The issue is that most businesses have little or no infrastructure in place to measure a team members trustworthiness and character. These intangible characteristics which are often are not measured by a traditional metrics are often overlooked or discounted. Sinek and the Seals believe that is a mistake.
If you are only promoting individuals based on the high-performance axis, you are likely promoting a toxic person. These contributors often don’t offer long-term value for an organization because they don’t play well with others and more importantly they don’t live all the values of the organization. Most teams can identify these individuals quickly. They get results, but leaves a line of bodies in their wake. These high-performer’s WHY (their core values) is very different from the core mission and vision of the organization. Therefore, they don’t translate into productive or inspiration leaders because they don’t demonstrate empathy, don’t have adequate listening skills etc…

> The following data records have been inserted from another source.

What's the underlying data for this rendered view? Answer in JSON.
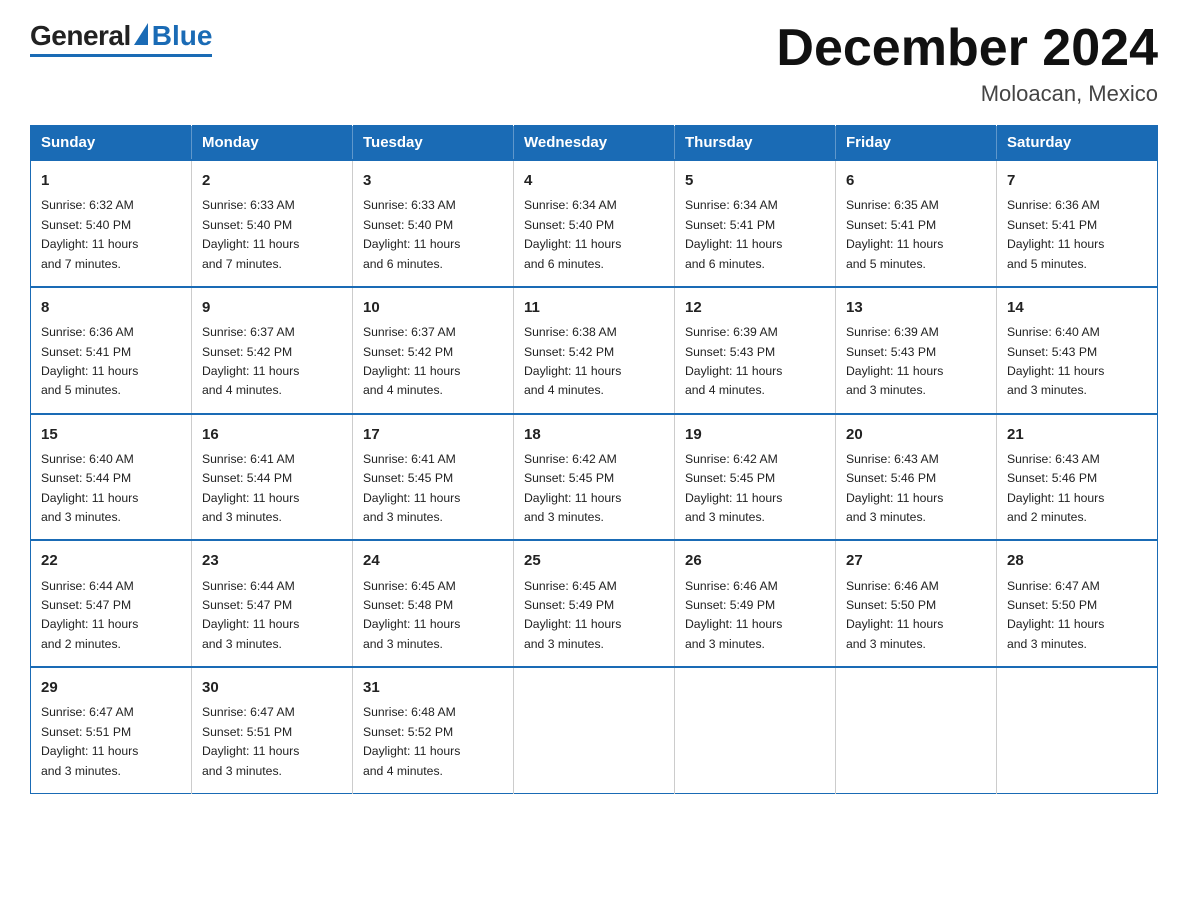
{
  "header": {
    "logo_general": "General",
    "logo_blue": "Blue",
    "month_title": "December 2024",
    "location": "Moloacan, Mexico"
  },
  "weekdays": [
    "Sunday",
    "Monday",
    "Tuesday",
    "Wednesday",
    "Thursday",
    "Friday",
    "Saturday"
  ],
  "weeks": [
    [
      {
        "day": "1",
        "sunrise": "6:32 AM",
        "sunset": "5:40 PM",
        "daylight": "11 hours and 7 minutes."
      },
      {
        "day": "2",
        "sunrise": "6:33 AM",
        "sunset": "5:40 PM",
        "daylight": "11 hours and 7 minutes."
      },
      {
        "day": "3",
        "sunrise": "6:33 AM",
        "sunset": "5:40 PM",
        "daylight": "11 hours and 6 minutes."
      },
      {
        "day": "4",
        "sunrise": "6:34 AM",
        "sunset": "5:40 PM",
        "daylight": "11 hours and 6 minutes."
      },
      {
        "day": "5",
        "sunrise": "6:34 AM",
        "sunset": "5:41 PM",
        "daylight": "11 hours and 6 minutes."
      },
      {
        "day": "6",
        "sunrise": "6:35 AM",
        "sunset": "5:41 PM",
        "daylight": "11 hours and 5 minutes."
      },
      {
        "day": "7",
        "sunrise": "6:36 AM",
        "sunset": "5:41 PM",
        "daylight": "11 hours and 5 minutes."
      }
    ],
    [
      {
        "day": "8",
        "sunrise": "6:36 AM",
        "sunset": "5:41 PM",
        "daylight": "11 hours and 5 minutes."
      },
      {
        "day": "9",
        "sunrise": "6:37 AM",
        "sunset": "5:42 PM",
        "daylight": "11 hours and 4 minutes."
      },
      {
        "day": "10",
        "sunrise": "6:37 AM",
        "sunset": "5:42 PM",
        "daylight": "11 hours and 4 minutes."
      },
      {
        "day": "11",
        "sunrise": "6:38 AM",
        "sunset": "5:42 PM",
        "daylight": "11 hours and 4 minutes."
      },
      {
        "day": "12",
        "sunrise": "6:39 AM",
        "sunset": "5:43 PM",
        "daylight": "11 hours and 4 minutes."
      },
      {
        "day": "13",
        "sunrise": "6:39 AM",
        "sunset": "5:43 PM",
        "daylight": "11 hours and 3 minutes."
      },
      {
        "day": "14",
        "sunrise": "6:40 AM",
        "sunset": "5:43 PM",
        "daylight": "11 hours and 3 minutes."
      }
    ],
    [
      {
        "day": "15",
        "sunrise": "6:40 AM",
        "sunset": "5:44 PM",
        "daylight": "11 hours and 3 minutes."
      },
      {
        "day": "16",
        "sunrise": "6:41 AM",
        "sunset": "5:44 PM",
        "daylight": "11 hours and 3 minutes."
      },
      {
        "day": "17",
        "sunrise": "6:41 AM",
        "sunset": "5:45 PM",
        "daylight": "11 hours and 3 minutes."
      },
      {
        "day": "18",
        "sunrise": "6:42 AM",
        "sunset": "5:45 PM",
        "daylight": "11 hours and 3 minutes."
      },
      {
        "day": "19",
        "sunrise": "6:42 AM",
        "sunset": "5:45 PM",
        "daylight": "11 hours and 3 minutes."
      },
      {
        "day": "20",
        "sunrise": "6:43 AM",
        "sunset": "5:46 PM",
        "daylight": "11 hours and 3 minutes."
      },
      {
        "day": "21",
        "sunrise": "6:43 AM",
        "sunset": "5:46 PM",
        "daylight": "11 hours and 2 minutes."
      }
    ],
    [
      {
        "day": "22",
        "sunrise": "6:44 AM",
        "sunset": "5:47 PM",
        "daylight": "11 hours and 2 minutes."
      },
      {
        "day": "23",
        "sunrise": "6:44 AM",
        "sunset": "5:47 PM",
        "daylight": "11 hours and 3 minutes."
      },
      {
        "day": "24",
        "sunrise": "6:45 AM",
        "sunset": "5:48 PM",
        "daylight": "11 hours and 3 minutes."
      },
      {
        "day": "25",
        "sunrise": "6:45 AM",
        "sunset": "5:49 PM",
        "daylight": "11 hours and 3 minutes."
      },
      {
        "day": "26",
        "sunrise": "6:46 AM",
        "sunset": "5:49 PM",
        "daylight": "11 hours and 3 minutes."
      },
      {
        "day": "27",
        "sunrise": "6:46 AM",
        "sunset": "5:50 PM",
        "daylight": "11 hours and 3 minutes."
      },
      {
        "day": "28",
        "sunrise": "6:47 AM",
        "sunset": "5:50 PM",
        "daylight": "11 hours and 3 minutes."
      }
    ],
    [
      {
        "day": "29",
        "sunrise": "6:47 AM",
        "sunset": "5:51 PM",
        "daylight": "11 hours and 3 minutes."
      },
      {
        "day": "30",
        "sunrise": "6:47 AM",
        "sunset": "5:51 PM",
        "daylight": "11 hours and 3 minutes."
      },
      {
        "day": "31",
        "sunrise": "6:48 AM",
        "sunset": "5:52 PM",
        "daylight": "11 hours and 4 minutes."
      },
      null,
      null,
      null,
      null
    ]
  ],
  "labels": {
    "sunrise": "Sunrise:",
    "sunset": "Sunset:",
    "daylight": "Daylight:"
  }
}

The U.S. Seals tend to consider the medium or low performers with high trust factors because they believe that skills to get results can be coached or trained. Trust is trait that must be a part of the individuals DNA. The WHY an individual behaves or contributes to the organization is more important than the bottom-line results. “Sinek said trust equates to personal character – for example, whether someone will “have your back” when the chips are down and whether they exhibit humility, empathy and patience.”(Huebscher, 2019). These characteristics are found in teachers and inspirational leaders. Why wouldn’t you want to promote those qualities in your organization?
Missing in most organizations is true leadership training. “We don’t train people how to lead, Sinek said. We need training that covers how to listen, be effective at confrontation and how to give and receive feedback” (Huebscher, 2019). We focus on tasks and activities instead strategic and critical thinking skills as measures of success,, that are much harder to teach and learn if you don’t have the right level of emotional intelligence within your team members.
There are other types of toxic team members that can infiltrate your organization and often go unmanaged. These toxic team members can be classified as;
- False Promiser– Not only are these team members always trying to please their supervisor with a “can do” attitude they often don’t deliver. They leave projects incomplete and rely on other team members pickup pieces or cleaning up what’s left behind.
- Along for the Ride – These team members often lack accountability or ownership of task or projects and push responsibility to other team members while still wanting to take credit for the positive results.
- I Did it! – Craving the limelight, these team members will take credit for everything even when they personally didn’t actually contribute to the results. They are fast to point out other’s shortcomings and missteps to separate themselves from the herd.
- Whine with cheese– Unhappy and unsatisfied, these toxic team members criticize and point fingers. They don’t contribute to finding solutions however, and would rather complain and focus on the what they can’t control.
- The Lone Ranger– These team members likes working alone and while that’s is not a bad thing, it can turn toxic when this Lone Ranger goes rogue to find individual results or glory instead of contributing to the team goals. They may undermine the team to reach personal milestones or recognition.
Building a winning team is very hard and retaining talent is vital for long-term success. Considering both results and character when handing out raises, or recognition will help you remove the toxicity in your group. Consider adding 360 Assessments or peer reviews as part of your development plans. Ensure that your team has time to work on their interpersonal skills as well as their technical skills.
So ask yourself… Are you a Toxic Avenger or a Toxic Enabler?